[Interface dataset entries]
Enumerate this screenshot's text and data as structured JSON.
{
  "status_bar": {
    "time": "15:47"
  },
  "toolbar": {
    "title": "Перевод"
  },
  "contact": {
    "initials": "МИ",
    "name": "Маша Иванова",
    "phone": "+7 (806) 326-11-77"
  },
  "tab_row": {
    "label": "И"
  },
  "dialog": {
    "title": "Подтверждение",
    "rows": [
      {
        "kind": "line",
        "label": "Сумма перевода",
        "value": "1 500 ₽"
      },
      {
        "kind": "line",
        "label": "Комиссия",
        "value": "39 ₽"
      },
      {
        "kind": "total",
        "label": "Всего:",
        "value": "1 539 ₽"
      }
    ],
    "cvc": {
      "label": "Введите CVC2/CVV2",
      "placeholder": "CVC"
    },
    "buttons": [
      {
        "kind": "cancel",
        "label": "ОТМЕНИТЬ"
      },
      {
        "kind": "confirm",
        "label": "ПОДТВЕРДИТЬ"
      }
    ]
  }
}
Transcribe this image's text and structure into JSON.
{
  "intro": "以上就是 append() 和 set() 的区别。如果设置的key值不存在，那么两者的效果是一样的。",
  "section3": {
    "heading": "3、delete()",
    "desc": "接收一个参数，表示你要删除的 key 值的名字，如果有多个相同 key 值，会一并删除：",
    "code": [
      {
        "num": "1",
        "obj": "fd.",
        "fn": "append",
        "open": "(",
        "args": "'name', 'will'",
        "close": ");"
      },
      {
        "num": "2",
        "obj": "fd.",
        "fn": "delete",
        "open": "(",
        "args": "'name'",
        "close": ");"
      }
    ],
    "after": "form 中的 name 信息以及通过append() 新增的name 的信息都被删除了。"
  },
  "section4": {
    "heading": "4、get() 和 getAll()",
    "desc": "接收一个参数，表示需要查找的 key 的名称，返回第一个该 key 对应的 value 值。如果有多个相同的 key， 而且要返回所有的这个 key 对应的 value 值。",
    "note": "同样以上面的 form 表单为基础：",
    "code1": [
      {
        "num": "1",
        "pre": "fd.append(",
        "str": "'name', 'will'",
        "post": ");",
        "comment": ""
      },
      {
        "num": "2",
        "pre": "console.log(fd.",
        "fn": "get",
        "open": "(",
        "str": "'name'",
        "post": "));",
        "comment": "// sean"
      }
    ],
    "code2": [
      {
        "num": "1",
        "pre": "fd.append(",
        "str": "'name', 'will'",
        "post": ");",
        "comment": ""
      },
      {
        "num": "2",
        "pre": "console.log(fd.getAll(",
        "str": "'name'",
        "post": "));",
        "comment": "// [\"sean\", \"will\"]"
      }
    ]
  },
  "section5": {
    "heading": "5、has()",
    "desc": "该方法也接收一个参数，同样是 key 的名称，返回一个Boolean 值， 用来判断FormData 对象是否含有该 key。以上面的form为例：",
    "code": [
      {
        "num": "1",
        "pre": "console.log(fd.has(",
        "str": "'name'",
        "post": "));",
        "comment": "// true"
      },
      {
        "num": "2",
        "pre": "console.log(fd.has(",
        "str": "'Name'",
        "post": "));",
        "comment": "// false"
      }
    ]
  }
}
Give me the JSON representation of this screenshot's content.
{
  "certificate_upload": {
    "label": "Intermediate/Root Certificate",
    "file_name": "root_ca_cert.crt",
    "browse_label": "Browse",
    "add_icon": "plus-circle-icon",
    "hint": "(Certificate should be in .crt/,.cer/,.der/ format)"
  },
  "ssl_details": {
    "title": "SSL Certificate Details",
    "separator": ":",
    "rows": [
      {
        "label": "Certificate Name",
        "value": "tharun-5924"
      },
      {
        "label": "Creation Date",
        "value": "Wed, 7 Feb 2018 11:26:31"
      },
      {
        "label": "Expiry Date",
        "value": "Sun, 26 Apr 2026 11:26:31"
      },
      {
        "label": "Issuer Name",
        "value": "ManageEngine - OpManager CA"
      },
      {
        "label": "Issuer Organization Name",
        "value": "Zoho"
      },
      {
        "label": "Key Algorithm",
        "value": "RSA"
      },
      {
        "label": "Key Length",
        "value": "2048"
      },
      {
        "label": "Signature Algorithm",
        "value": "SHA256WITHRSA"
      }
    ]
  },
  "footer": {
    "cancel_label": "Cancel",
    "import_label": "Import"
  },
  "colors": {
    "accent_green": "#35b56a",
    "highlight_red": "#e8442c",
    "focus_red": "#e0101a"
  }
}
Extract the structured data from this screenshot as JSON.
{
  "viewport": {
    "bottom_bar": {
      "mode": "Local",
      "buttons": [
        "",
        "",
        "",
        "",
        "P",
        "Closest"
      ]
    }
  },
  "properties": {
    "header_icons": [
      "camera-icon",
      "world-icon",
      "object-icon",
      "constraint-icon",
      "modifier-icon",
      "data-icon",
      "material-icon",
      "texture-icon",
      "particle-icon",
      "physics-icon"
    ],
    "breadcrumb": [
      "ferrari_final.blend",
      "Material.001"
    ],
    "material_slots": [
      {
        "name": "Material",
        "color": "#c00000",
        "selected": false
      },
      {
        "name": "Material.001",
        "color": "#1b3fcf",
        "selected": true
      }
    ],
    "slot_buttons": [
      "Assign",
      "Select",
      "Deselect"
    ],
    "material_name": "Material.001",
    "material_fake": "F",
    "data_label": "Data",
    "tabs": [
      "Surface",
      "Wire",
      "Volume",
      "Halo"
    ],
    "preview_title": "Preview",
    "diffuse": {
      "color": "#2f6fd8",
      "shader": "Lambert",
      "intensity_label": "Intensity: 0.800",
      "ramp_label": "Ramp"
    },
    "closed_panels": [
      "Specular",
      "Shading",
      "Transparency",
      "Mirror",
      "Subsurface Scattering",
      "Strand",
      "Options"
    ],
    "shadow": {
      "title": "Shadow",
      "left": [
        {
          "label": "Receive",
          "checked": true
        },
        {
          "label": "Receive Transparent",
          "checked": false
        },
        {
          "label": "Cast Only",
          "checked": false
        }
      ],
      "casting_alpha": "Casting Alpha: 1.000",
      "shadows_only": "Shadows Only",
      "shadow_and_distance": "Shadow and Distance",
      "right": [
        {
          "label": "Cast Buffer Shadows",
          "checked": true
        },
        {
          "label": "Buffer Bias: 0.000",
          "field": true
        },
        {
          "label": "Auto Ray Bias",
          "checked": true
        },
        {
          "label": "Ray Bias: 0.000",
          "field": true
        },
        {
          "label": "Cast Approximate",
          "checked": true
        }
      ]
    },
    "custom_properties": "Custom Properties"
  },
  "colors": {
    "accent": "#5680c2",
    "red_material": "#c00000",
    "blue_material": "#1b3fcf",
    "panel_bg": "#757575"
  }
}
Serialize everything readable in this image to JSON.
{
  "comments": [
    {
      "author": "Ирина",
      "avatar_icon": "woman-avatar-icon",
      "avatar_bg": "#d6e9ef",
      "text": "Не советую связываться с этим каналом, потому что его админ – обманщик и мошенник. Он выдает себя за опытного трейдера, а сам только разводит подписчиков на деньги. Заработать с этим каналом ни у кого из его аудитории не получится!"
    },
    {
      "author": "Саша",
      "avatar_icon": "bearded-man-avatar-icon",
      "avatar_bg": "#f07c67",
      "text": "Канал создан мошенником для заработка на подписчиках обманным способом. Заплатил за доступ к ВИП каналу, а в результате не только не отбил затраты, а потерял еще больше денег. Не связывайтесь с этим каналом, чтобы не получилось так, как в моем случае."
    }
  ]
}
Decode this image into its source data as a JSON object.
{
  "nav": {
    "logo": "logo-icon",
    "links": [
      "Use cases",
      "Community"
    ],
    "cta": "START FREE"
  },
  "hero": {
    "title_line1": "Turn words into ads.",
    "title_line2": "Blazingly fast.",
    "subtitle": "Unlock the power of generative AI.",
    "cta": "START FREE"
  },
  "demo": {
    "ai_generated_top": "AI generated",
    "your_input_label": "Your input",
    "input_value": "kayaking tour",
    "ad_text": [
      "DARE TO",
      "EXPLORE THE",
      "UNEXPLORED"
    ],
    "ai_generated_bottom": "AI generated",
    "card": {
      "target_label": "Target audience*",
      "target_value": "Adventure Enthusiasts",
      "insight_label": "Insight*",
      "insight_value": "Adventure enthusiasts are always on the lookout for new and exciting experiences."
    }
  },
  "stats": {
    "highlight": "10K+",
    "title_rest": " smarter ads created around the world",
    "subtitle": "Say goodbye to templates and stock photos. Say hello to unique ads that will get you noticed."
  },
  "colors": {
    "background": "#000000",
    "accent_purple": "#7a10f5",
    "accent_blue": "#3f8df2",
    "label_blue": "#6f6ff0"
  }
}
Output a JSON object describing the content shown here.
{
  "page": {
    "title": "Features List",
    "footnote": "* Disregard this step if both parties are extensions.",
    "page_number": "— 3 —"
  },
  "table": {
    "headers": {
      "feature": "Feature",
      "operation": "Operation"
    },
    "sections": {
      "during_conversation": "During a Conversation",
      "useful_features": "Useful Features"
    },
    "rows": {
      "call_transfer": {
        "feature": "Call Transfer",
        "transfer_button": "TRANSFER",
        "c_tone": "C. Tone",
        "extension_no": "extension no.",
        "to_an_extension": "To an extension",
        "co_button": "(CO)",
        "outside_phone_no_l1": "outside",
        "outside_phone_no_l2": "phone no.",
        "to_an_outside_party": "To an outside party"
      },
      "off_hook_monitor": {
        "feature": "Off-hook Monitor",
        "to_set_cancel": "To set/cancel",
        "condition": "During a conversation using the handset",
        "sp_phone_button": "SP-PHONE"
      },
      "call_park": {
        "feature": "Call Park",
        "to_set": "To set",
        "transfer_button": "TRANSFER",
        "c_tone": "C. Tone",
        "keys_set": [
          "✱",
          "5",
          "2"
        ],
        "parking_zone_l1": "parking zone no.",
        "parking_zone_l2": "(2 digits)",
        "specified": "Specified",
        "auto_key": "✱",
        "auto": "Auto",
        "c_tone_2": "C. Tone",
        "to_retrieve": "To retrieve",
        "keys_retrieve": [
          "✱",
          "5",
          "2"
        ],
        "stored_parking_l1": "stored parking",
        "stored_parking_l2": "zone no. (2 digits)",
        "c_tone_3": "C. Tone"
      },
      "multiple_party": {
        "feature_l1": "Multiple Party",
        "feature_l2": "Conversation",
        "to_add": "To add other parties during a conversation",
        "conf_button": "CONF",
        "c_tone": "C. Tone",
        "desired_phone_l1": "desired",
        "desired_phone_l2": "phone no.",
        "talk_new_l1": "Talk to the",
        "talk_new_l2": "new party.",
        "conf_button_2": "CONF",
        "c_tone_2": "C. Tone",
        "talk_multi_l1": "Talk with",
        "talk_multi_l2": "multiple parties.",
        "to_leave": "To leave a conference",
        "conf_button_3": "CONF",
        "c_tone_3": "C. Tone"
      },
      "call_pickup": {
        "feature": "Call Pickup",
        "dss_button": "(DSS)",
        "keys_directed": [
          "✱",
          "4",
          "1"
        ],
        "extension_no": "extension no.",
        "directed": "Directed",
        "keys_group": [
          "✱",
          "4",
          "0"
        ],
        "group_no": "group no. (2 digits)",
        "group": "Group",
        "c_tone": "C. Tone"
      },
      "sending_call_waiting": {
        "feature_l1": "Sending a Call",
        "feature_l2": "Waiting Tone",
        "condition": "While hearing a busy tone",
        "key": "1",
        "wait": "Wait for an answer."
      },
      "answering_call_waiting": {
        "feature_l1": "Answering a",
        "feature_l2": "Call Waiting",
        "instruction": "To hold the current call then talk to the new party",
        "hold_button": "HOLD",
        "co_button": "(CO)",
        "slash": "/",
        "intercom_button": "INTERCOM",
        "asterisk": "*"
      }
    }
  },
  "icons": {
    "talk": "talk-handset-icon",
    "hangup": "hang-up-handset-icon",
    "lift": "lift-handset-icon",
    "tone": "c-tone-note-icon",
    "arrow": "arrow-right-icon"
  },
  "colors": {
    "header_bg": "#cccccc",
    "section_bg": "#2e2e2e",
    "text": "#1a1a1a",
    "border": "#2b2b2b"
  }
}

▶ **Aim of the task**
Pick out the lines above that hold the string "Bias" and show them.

▶ **Answer to this task**
          "label": "Buffer Bias: 0.000",
          "label": "Auto Ray Bias",
          "label": "Ray Bias: 0.000",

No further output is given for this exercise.